Two people talking

Our in-house polyglot, on language fluency


Hola, queridos estudiantes.


After a long absence, your beloved teacher Octavi is back. Since the last couple of blog articles covered how to achieve fluency and what fluency really means for everyone, I would like to share what it means to me.

As many of you already know, I speak 7 languages. However, that doesn’t mean that I speak them all perfectly, of course. I speak 2 languages at a native level, Spanish and Catalan, and even in those two languages I have some doubts every now and then. I think that is pretty normal, though. In my opinion, English is the language I speak better after those two. Let me tell you that I make mistakes and forget words all the time, and I speak English every day! I started learning it when i was 8 and even now, 30 years later, I keep making mistakes of all kind. Does that mean I am not fluent in English? I wouldn’t say so, because to me fluency is not being perfect, but rather communicating effectively with others while being more or less accurate. In French and Italian I have no big problems either, but not using those languages in my everyday life makes it harder to get to a very advanced level. I am happy with where I am with my French and my Italian, and I know I will only be able to keep them at a certain level, but I still think that I am fluent thanks to the fact that both languages are similar to Spanish and I don’t need to practice them as much as my last two languages, Korean and Japanese. Obviously, Korean and Japanese are so much different from Spanish that just in order to speak them at an intermediate level you need to practice them almost everyday, and that’s what I do. I practice Korean and Japanese everyday, and even then my level is not as high as in any of the other languages I speak. Nonetheless, for a Westerner, I consider I speak Korean and Japanese at a pretty high level.

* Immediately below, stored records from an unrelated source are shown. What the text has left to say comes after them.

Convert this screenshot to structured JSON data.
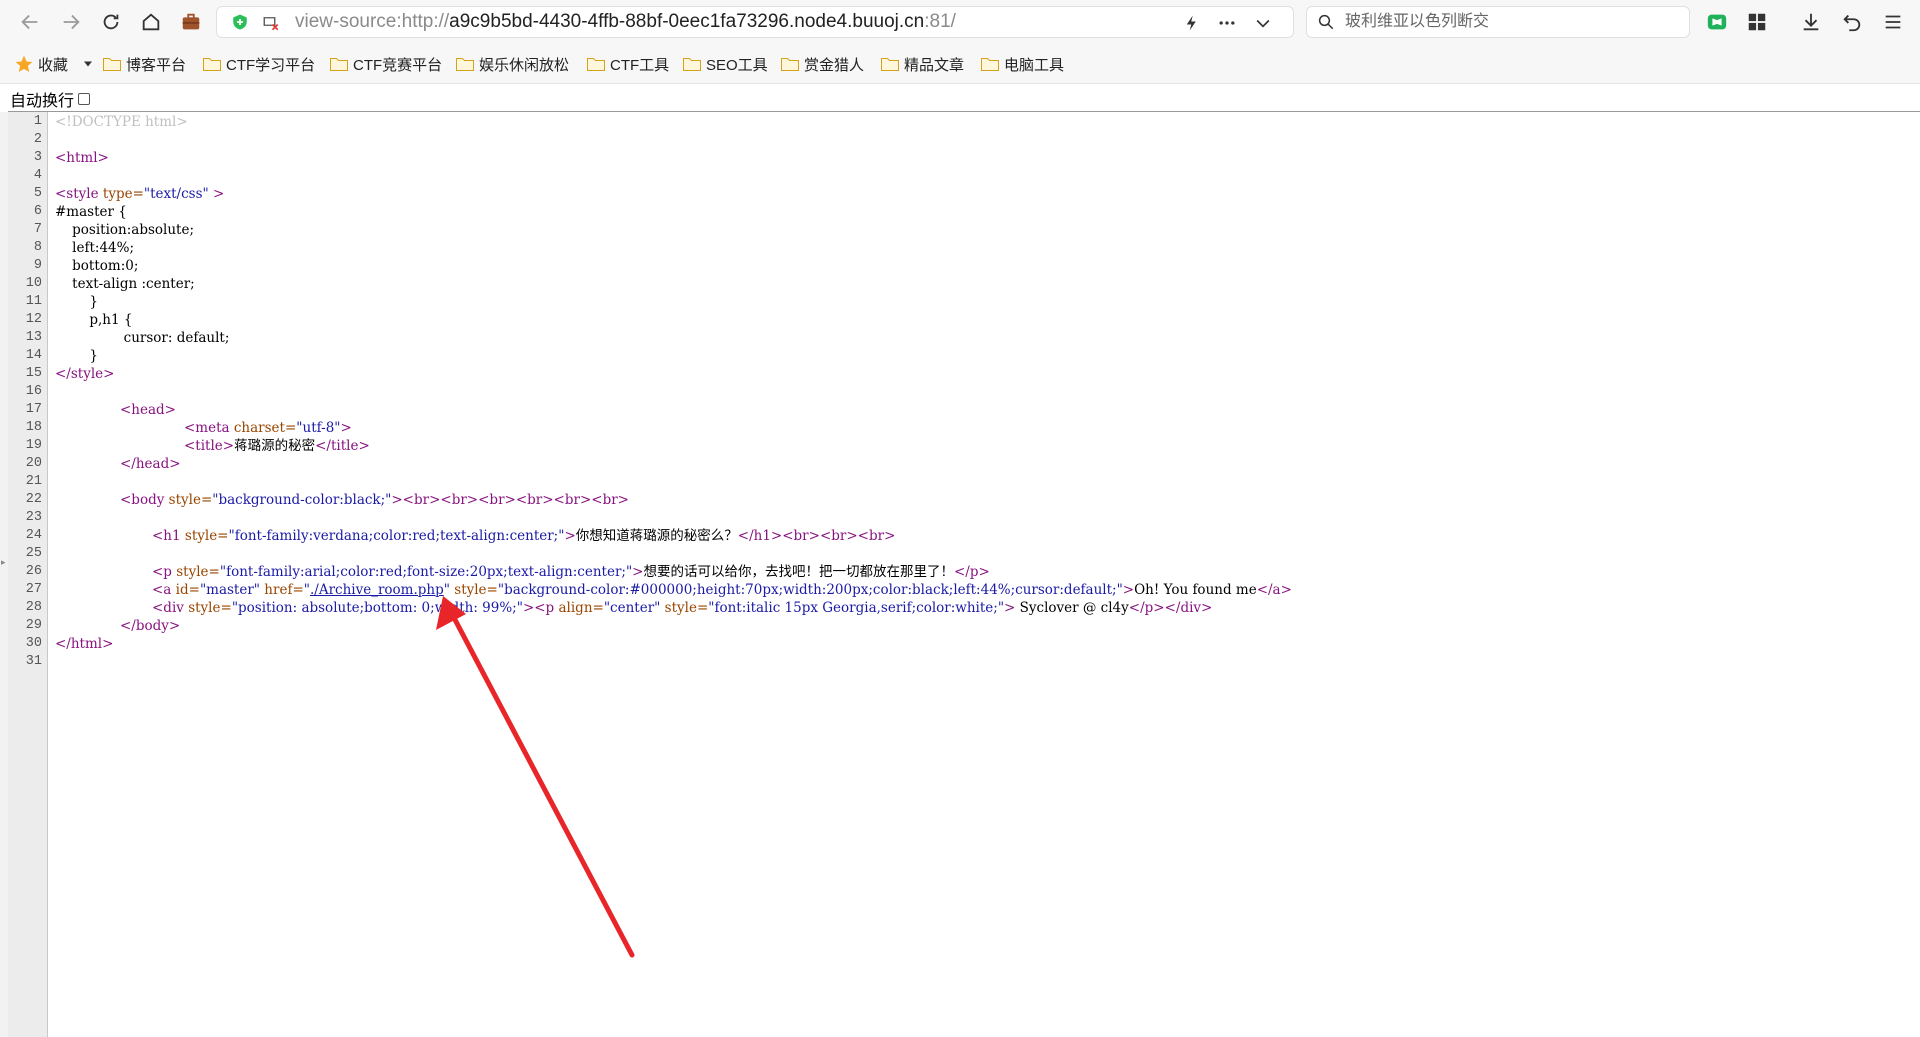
{
  "browser": {
    "url": {
      "prefix": "view-source:http://",
      "host": "a9c9b5bd-4430-4ffb-88bf-0eec1fa73296.node4.buuoj.cn",
      "port": ":81/"
    },
    "search_placeholder": "玻利维亚以色列断交",
    "icons": [
      "back-icon",
      "forward-icon",
      "reload-icon",
      "home-icon",
      "briefcase-icon",
      "shield-icon",
      "insecure-icon",
      "lightning-icon",
      "more-icon",
      "chevron-down-icon",
      "search-icon",
      "reader-icon",
      "grid-icon",
      "download-icon",
      "undo-icon",
      "menu-icon"
    ]
  },
  "bookmarks": {
    "favorites_label": "收藏",
    "items": [
      "博客平台",
      "CTF学习平台",
      "CTF竞赛平台",
      "娱乐休闲放松",
      "CTF工具",
      "SEO工具",
      "赏金猎人",
      "精品文章",
      "电脑工具"
    ]
  },
  "wrap_label": "自动换行",
  "source": {
    "line_numbers": [
      "1",
      "2",
      "3",
      "4",
      "5",
      "6",
      "7",
      "8",
      "9",
      "10",
      "11",
      "12",
      "13",
      "14",
      "15",
      "16",
      "17",
      "18",
      "19",
      "20",
      "21",
      "22",
      "23",
      "24",
      "25",
      "26",
      "27",
      "28",
      "29",
      "30",
      "31"
    ],
    "lines": {
      "l1": "<!DOCTYPE html>",
      "l3": "<html>",
      "l5_tag": "<style ",
      "l5_attr": "type=",
      "l5_val": "\"text/css\"",
      "l5_end": " >",
      "l6": "#master {",
      "l7": "    position:absolute;",
      "l8": "    left:44%;",
      "l9": "    bottom:0;",
      "l10": "    text-align :center;",
      "l11": "        }",
      "l12": "        p,h1 {",
      "l13": "                cursor: default;",
      "l14": "        }",
      "l15": "</style>",
      "l17": "<head>",
      "l18_tag": "<meta ",
      "l18_attr": "charset=",
      "l18_val": "\"utf-8\"",
      "l18_end": ">",
      "l19_open": "<title>",
      "l19_text": "蒋璐源的秘密",
      "l19_close": "</title>",
      "l20": "</head>",
      "l22_tag": "<body ",
      "l22_attr": "style=",
      "l22_val": "\"background-color:black;\"",
      "l22_end": "><br><br><br><br><br><br>",
      "l24_tag": "<h1 ",
      "l24_attr": "style=",
      "l24_val": "\"font-family:verdana;color:red;text-align:center;\"",
      "l24_gt": ">",
      "l24_text": "你想知道蒋璐源的秘密么？",
      "l24_end": "</h1><br><br><br>",
      "l26_tag": "<p ",
      "l26_attr": "style=",
      "l26_val": "\"font-family:arial;color:red;font-size:20px;text-align:center;\"",
      "l26_gt": ">",
      "l26_text": "想要的话可以给你，去找吧！把一切都放在那里了！",
      "l26_end": "</p>",
      "l27_tag": "<a ",
      "l27_attr1": "id=",
      "l27_val1": "\"master\"",
      "l27_attr2": " href=",
      "l27_q1": "\"",
      "l27_link": "./Archive_room.php",
      "l27_q2": "\"",
      "l27_attr3": " style=",
      "l27_val3": "\"background-color:#000000;height:70px;width:200px;color:black;left:44%;cursor:default;\"",
      "l27_gt": ">",
      "l27_text": "Oh! You found me",
      "l27_end": "</a>",
      "l28_tag": "<div ",
      "l28_attr": "style=",
      "l28_val": "\"position: absolute;bottom: 0;width: 99%;\"",
      "l28_mid": "><p ",
      "l28_attr2": "align=",
      "l28_val2": "\"center\"",
      "l28_attr3": " style=",
      "l28_val3": "\"font:italic 15px Georgia,serif;color:white;\"",
      "l28_gt": ">",
      "l28_text": " Syclover @ cl4y",
      "l28_end": "</p></div>",
      "l29": "</body>",
      "l30": "</html>"
    }
  },
  "annotation": {
    "color": "#e8262a"
  }
}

So what is it to be fluent? As you can see, the first thing to be considered is the language in question. Secondly, we have to think about what it means to ourselves. For some people, just being able to have simple conversations is going to be enough, while for other people being fluent will mean to be able not only to have conversations, but also to talk about any kind of topic, in any context or level (it’s not the same to talk in Spanish with a friend about your week and to give a speech about Biology in Spanish). Once you get to a certain level, being fluent really depends on what you want to achieve and how satisfied you are with your progress.

In any case, most of us need at least a couple of years to reach fluency. Mi advice is: don’t be too obsessed with getting to a certain level; enjoy the journey!


Saludos a todos,